Latest research on Aripiprazole

Aripiprazole is an atypical antipsychotic medication used for the treatment of schizophrenia. It has also recently received FDA approval for the treatment of acute manic and mixed episodes associated with bipolar disorder. Aripiprazole appears to mediate its antipsychotic effects primarily by partial agonism at the D2 receptor. In addition to partial agonist activity at the D2 receptor, aripiprazole is also a partial agonist at the 5-HT1A receptor, and like the other atypical antipsychotics, aripiprazole displays an antagonist profile at the 5-HT2A receptor. Aripiprazole has moderate affinity for histamine and alpha adrenergic receptors, and no appreciable affinity for cholinergic muscarinic receptors.
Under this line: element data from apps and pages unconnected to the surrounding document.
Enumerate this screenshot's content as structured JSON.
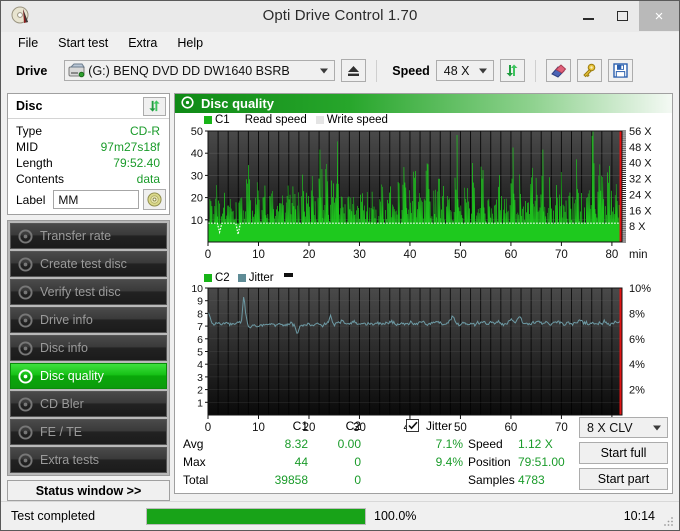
{
  "window": {
    "title": "Opti Drive Control 1.70",
    "icon": "disc-icon",
    "minimize": "minimize",
    "maximize": "maximize",
    "close": "×"
  },
  "menu": {
    "items": [
      {
        "label": "File",
        "name": "menu-file"
      },
      {
        "label": "Start test",
        "name": "menu-start-test"
      },
      {
        "label": "Extra",
        "name": "menu-extra"
      },
      {
        "label": "Help",
        "name": "menu-help"
      }
    ]
  },
  "toolbar": {
    "drive_label": "Drive",
    "drive_value": "(G:)   BENQ DVD DD DW1640 BSRB",
    "eject_icon": "eject-icon",
    "speed_label": "Speed",
    "speed_value": "48 X",
    "refresh_icon": "refresh-icon",
    "erase_icon": "eraser-icon",
    "key_icon": "key-icon",
    "save_icon": "save-icon"
  },
  "disc": {
    "title": "Disc",
    "refresh_icon": "refresh-icon",
    "rows": [
      {
        "key": "Type",
        "value": "CD-R"
      },
      {
        "key": "MID",
        "value": "97m27s18f"
      },
      {
        "key": "Length",
        "value": "79:52.40"
      },
      {
        "key": "Contents",
        "value": "data"
      }
    ],
    "label_key": "Label",
    "label_value": "MM",
    "label_button_icon": "cd-icon"
  },
  "nav": {
    "items": [
      {
        "label": "Transfer rate",
        "name": "sidebar-item-transfer-rate",
        "active": false
      },
      {
        "label": "Create test disc",
        "name": "sidebar-item-create-test-disc",
        "active": false
      },
      {
        "label": "Verify test disc",
        "name": "sidebar-item-verify-test-disc",
        "active": false
      },
      {
        "label": "Drive info",
        "name": "sidebar-item-drive-info",
        "active": false
      },
      {
        "label": "Disc info",
        "name": "sidebar-item-disc-info",
        "active": false
      },
      {
        "label": "Disc quality",
        "name": "sidebar-item-disc-quality",
        "active": true
      },
      {
        "label": "CD Bler",
        "name": "sidebar-item-cd-bler",
        "active": false
      },
      {
        "label": "FE / TE",
        "name": "sidebar-item-fe-te",
        "active": false
      },
      {
        "label": "Extra tests",
        "name": "sidebar-item-extra-tests",
        "active": false
      }
    ],
    "status_window": "Status window >>"
  },
  "panel": {
    "header_title": "Disc quality",
    "header_icon": "disc-quality-icon"
  },
  "stats": {
    "col_c1": "C1",
    "col_c2": "C2",
    "row_avg": "Avg",
    "row_max": "Max",
    "row_total": "Total",
    "avg_c1": "8.32",
    "avg_c2": "0.00",
    "max_c1": "44",
    "max_c2": "0",
    "total_c1": "39858",
    "total_c2": "0",
    "jitter_label": "Jitter",
    "jitter_checked": true,
    "jitter_avg": "7.1%",
    "jitter_max": "9.4%",
    "speed_label": "Speed",
    "speed_value": "1.12 X",
    "position_label": "Position",
    "position_value": "79:51.00",
    "samples_label": "Samples",
    "samples_value": "4783",
    "speed_select": "8 X CLV",
    "start_full": "Start full",
    "start_part": "Start part"
  },
  "statusbar": {
    "text": "Test completed",
    "progress_percent": "100.0%",
    "progress_value": 100,
    "elapsed": "10:14"
  },
  "chart_data": [
    {
      "type": "area",
      "name": "c1-chart",
      "title": "C1",
      "legend": [
        {
          "label": "C1",
          "color": "#17b417"
        },
        {
          "label": "Read speed",
          "color": "#ffffff"
        },
        {
          "label": "Write speed",
          "color": "#e8e8e8"
        }
      ],
      "xlabel": "min",
      "xlim": [
        0,
        82
      ],
      "xticks": [
        0,
        10,
        20,
        30,
        40,
        50,
        60,
        70,
        80
      ],
      "xticklabels": [
        "0",
        "10",
        "20",
        "30",
        "40",
        "50",
        "60",
        "70",
        "80"
      ],
      "ylim": [
        0,
        50
      ],
      "yticks": [
        10,
        20,
        30,
        40,
        50
      ],
      "yticklabels": [
        "10",
        "20",
        "30",
        "40",
        "50"
      ],
      "y2label": "X",
      "y2lim": [
        0,
        56
      ],
      "y2ticks": [
        8,
        16,
        24,
        32,
        40,
        48,
        56
      ],
      "y2ticklabels": [
        "8 X",
        "16 X",
        "24 X",
        "32 X",
        "40 X",
        "48 X",
        "56 X"
      ],
      "grid": true,
      "background": "#2b2b2b",
      "series": [
        {
          "name": "C1",
          "color": "#17b417",
          "values": [
            14,
            20,
            9,
            16,
            22,
            13,
            10,
            19,
            8,
            15,
            21,
            12,
            17,
            9,
            24,
            14,
            11,
            20,
            32,
            13,
            9,
            18,
            25,
            10,
            16,
            22,
            8,
            14,
            28,
            12,
            19,
            10,
            23,
            15,
            9,
            21,
            17,
            13,
            26,
            11,
            18,
            9,
            30,
            14,
            20,
            12,
            24,
            16,
            10,
            22,
            38,
            13,
            34,
            18,
            9,
            29,
            15,
            37,
            11,
            23,
            16,
            10,
            20,
            14,
            26,
            9,
            18,
            12,
            31,
            15,
            22,
            10,
            17,
            27,
            13,
            9,
            19,
            24,
            11,
            16,
            32,
            14,
            20,
            9,
            25,
            12,
            18,
            30,
            15,
            22,
            10,
            39,
            17,
            13,
            27,
            11,
            19,
            35,
            14,
            9,
            23,
            16,
            28,
            12,
            20,
            10,
            25,
            15,
            9,
            18,
            43,
            13,
            22,
            11,
            26,
            16,
            9,
            30,
            14,
            20,
            12,
            37,
            17,
            10,
            24,
            15,
            9,
            21,
            13,
            28,
            11,
            19,
            16,
            9,
            22,
            34,
            14,
            10,
            25,
            17,
            12,
            20,
            9,
            31,
            15,
            23,
            11,
            18,
            33,
            13,
            9,
            26,
            16,
            10,
            21,
            14,
            27,
            12,
            19,
            9,
            24,
            16,
            11,
            29,
            13,
            20,
            9,
            17,
            25,
            12,
            44,
            18,
            10,
            38,
            22,
            14,
            9,
            30,
            16,
            11,
            24,
            13,
            9,
            20
          ]
        },
        {
          "name": "Read speed",
          "color": "#ffffff",
          "values": [
            8,
            8,
            8,
            8,
            8,
            4,
            8,
            8,
            8,
            8,
            8,
            8,
            8,
            3,
            8,
            8,
            8,
            8,
            8,
            8,
            8,
            8,
            8,
            8,
            8,
            8,
            8,
            8,
            8,
            8,
            8,
            8,
            8,
            8,
            8,
            8,
            8,
            8,
            8,
            8,
            8,
            8,
            8,
            8,
            8,
            8,
            8,
            8,
            8,
            8,
            8,
            8,
            8,
            8,
            8,
            8,
            8,
            8,
            8,
            8,
            8,
            8,
            8,
            8,
            8,
            8,
            8,
            8,
            8,
            8,
            8,
            8,
            8,
            8,
            8,
            8,
            8,
            8,
            8,
            8,
            8,
            8,
            8,
            8,
            8,
            8,
            8,
            8,
            8,
            8,
            8,
            8,
            8,
            8,
            8,
            8,
            8,
            8,
            8,
            8,
            8,
            8,
            8,
            8,
            8,
            8,
            8,
            8,
            8,
            8,
            8,
            8,
            8,
            8,
            8,
            8,
            8,
            8,
            8,
            8,
            8,
            8,
            8,
            8,
            8,
            8,
            8,
            8,
            8,
            8,
            8,
            8,
            8,
            8,
            8,
            8,
            8,
            8,
            8,
            8,
            8,
            8,
            8,
            8,
            8,
            8,
            8,
            8,
            8,
            8,
            8,
            8,
            8,
            8,
            8,
            8,
            8,
            8,
            8,
            8,
            8,
            8,
            8,
            8,
            8,
            8,
            8,
            8,
            8,
            8,
            8,
            8,
            8,
            8,
            8,
            8,
            8,
            8,
            8,
            8
          ]
        }
      ]
    },
    {
      "type": "line",
      "name": "c2-jitter-chart",
      "title": "C2 / Jitter",
      "legend": [
        {
          "label": "C2",
          "color": "#17b417"
        },
        {
          "label": "Jitter",
          "color": "#5f8c96"
        }
      ],
      "xlabel": "min",
      "xlim": [
        0,
        82
      ],
      "xticks": [
        0,
        10,
        20,
        30,
        40,
        50,
        60,
        70,
        80
      ],
      "xticklabels": [
        "0",
        "10",
        "20",
        "30",
        "40",
        "50",
        "60",
        "70",
        "80"
      ],
      "ylim": [
        0,
        10
      ],
      "yticks": [
        1,
        2,
        3,
        4,
        5,
        6,
        7,
        8,
        9,
        10
      ],
      "yticklabels": [
        "1",
        "2",
        "3",
        "4",
        "5",
        "6",
        "7",
        "8",
        "9",
        "10"
      ],
      "y2lim": [
        0,
        10
      ],
      "y2ticks": [
        2,
        4,
        6,
        8,
        10
      ],
      "y2ticklabels": [
        "2%",
        "4%",
        "6%",
        "8%",
        "10%"
      ],
      "grid": true,
      "background": "#2b2b2b",
      "series": [
        {
          "name": "Jitter",
          "color": "#6d99a3",
          "values": [
            8.1,
            7.6,
            7.2,
            7.1,
            7.3,
            7.2,
            7.1,
            7.2,
            7.3,
            7.2,
            7.1,
            7.2,
            7.1,
            7.2,
            7.3,
            7.2,
            9.4,
            8.0,
            7.0,
            6.9,
            7.1,
            7.0,
            6.9,
            7.1,
            7.0,
            7.2,
            7.1,
            7.0,
            7.2,
            7.1,
            7.0,
            7.2,
            7.3,
            7.1,
            7.0,
            7.2,
            7.1,
            7.3,
            7.1,
            7.0,
            6.3,
            6.9,
            7.1,
            7.0,
            7.1,
            7.2,
            7.1,
            7.0,
            7.1,
            7.2,
            7.1,
            7.0,
            7.1,
            7.2,
            7.3,
            7.8,
            7.2,
            7.1,
            7.3,
            7.2,
            7.4,
            7.3,
            7.2,
            7.3,
            7.2,
            7.4,
            7.3,
            7.2,
            7.1,
            7.3,
            7.2,
            7.1,
            7.3,
            7.2,
            7.1,
            7.2,
            7.3,
            7.2,
            7.1,
            7.2,
            7.3,
            7.2,
            7.4,
            7.3,
            7.2,
            7.1,
            7.2,
            7.3,
            7.2,
            7.1,
            7.2,
            7.3,
            7.2,
            7.1,
            7.2,
            7.3,
            7.4,
            7.3,
            7.2,
            7.1,
            7.2,
            7.3,
            7.2,
            7.4,
            7.3,
            7.2,
            7.1,
            7.2,
            7.3,
            7.5,
            7.8,
            7.4,
            7.2,
            7.1,
            7.2,
            7.3,
            7.2,
            7.1,
            7.3,
            7.2,
            7.1,
            7.3,
            7.2,
            7.4,
            7.3,
            7.2,
            7.1,
            7.3,
            7.2,
            7.1,
            7.4,
            7.3,
            7.2,
            7.1,
            7.2,
            7.3,
            7.5,
            7.4,
            7.2,
            7.6,
            7.8,
            7.4,
            7.2,
            7.3,
            7.2,
            7.1,
            7.3,
            7.2,
            7.4,
            7.3,
            7.2,
            7.3,
            7.4,
            7.2,
            7.1,
            7.3,
            7.2,
            7.4,
            7.3,
            7.2,
            7.1,
            7.2,
            7.3,
            7.2,
            7.1,
            7.3,
            7.2,
            7.6,
            7.4,
            7.2,
            7.3,
            7.1,
            7.2,
            7.3,
            7.2,
            7.1,
            7.3,
            7.2,
            7.4,
            7.3,
            7.2,
            7.1,
            7.2,
            7.3,
            7.2,
            7.4,
            7.3
          ]
        },
        {
          "name": "C2",
          "color": "#17b417",
          "values": [
            0,
            0,
            0,
            0,
            0,
            0,
            0,
            0,
            0,
            0
          ]
        }
      ]
    }
  ]
}
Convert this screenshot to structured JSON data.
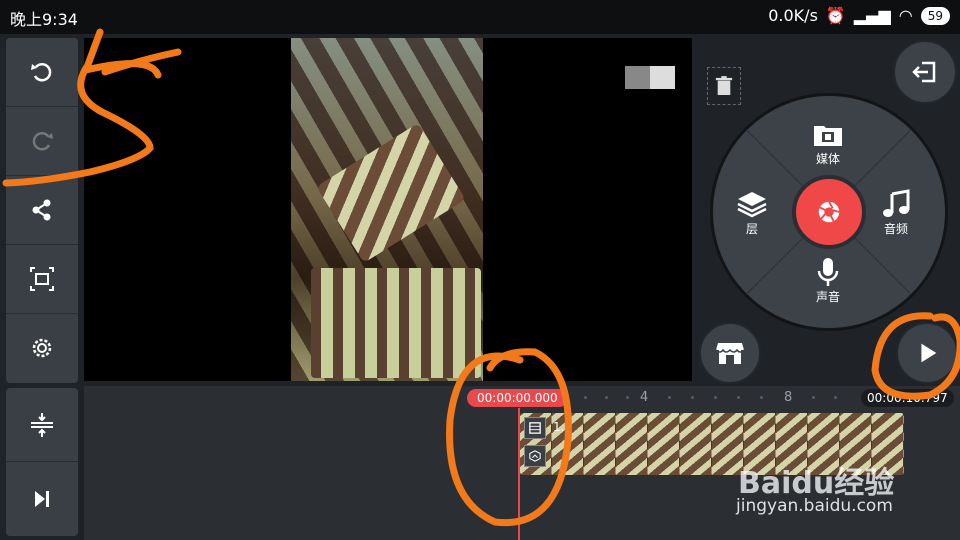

Aripiprazole and alcohol

These substances included Amphetamine (two cases), 3-methylmethcathinone (two cases), a metabolite of KETAMINE, alcohol, buprenorphine, and drugs such as benzodiazepines (Alprazolam, Diazepam, nordazepam, pyrazolam), Pregabalin, Gabapentin, Zopiclone, Mirtazapine, Paroxetine, Bupropion, and Aripiprazole. [source, 2015]
Acting on the dopaminergic/serotonergic systems, the efficacy of Aripiprazole in decreasing alcohol consumption, craving, and psychiatric symptom intensity has been shown. [source, 2015]
Voronin et al76 suggested that Aripiprazole improves impulse control by enhancing the function of frontal cortex in patients with alcohol dependence and suggest that Dopamine release induced by Aripiprazole might be associated with increased activation of anterior cingulate which may control cravings for alcohol and substances. [source, 2015]
In fact it has been shown that patients treated with Aripiprazole remained abstinent from any amount of alcohol for a longer time with respect to those treated with Naltrexone.77 [source, 2015]
Well-controlled clinical trials or naturalistic studies of the role of Aripiprazole augmentation for treating MDD patients with comorbid medical diseases are lacking, although some anecdotal data suggest that Aripiprazole may be beneficial in the treatment of eating disorders, nicotine/alcohol dependence, behavioral disturbances due to neuropsychiatric diseases (brain injury, epilepsy, etc), and neurological motor disease. [source, 2015]
Exclusion criteria included: i) inability to provide informed consent; ii) current substance abuse (including alcohol consumption); iii) other significant illnesses including severe cardiovascular, hepatic, or renal disease; iv) history of immunosuppression; v) current or recent radiation or chemotherapy treatment for cancer; vi) pregnancy or breastfeeding; vii) a history of serious adverse reactions to Aripiprazole or a history of tardive dyskinesia or neuroleptic malignant syndrome; viii) other conditions (e.g., Thyroid or gynecological diseases) that could affect serum prolactin levels. [source, 2015]
In the second open study, McRae-Clark et al. (2009) [14] investigated Aripiprazole as a treatment for patients that met the criteria for schizophrenia and schizoaffective disorder and presented alcohol, Cocaine or marijuana abuse or dependence. [source, 2013]
For example, Aripiprazole (Semba et al., 1995; Burris et al., 2002; Shapiro et al., 2003) a partial DA agonist which in principle should antagonize DA when tone is high, whereas should increase DA transmission when basic tone is low, represents a proposed treatment for alcohol abuse disorders (Kenna et al., 2009). [source, 2011]
Human laboratory alcohol studies have shown that Aripiprazole reduces drinking (Kranzler et al., 2008), especially in the more impulsive alcoholic (Voronin et al., 2008). [source, 2011]
An fMRI study demonstrated that Aripiprazole significantly attenuates neural activity in the ventral striatum in response to alcohol cues (Myrick et al., 2010) thereby suggesting a therapeutic potential for cue-induced relapse. [source, 2011]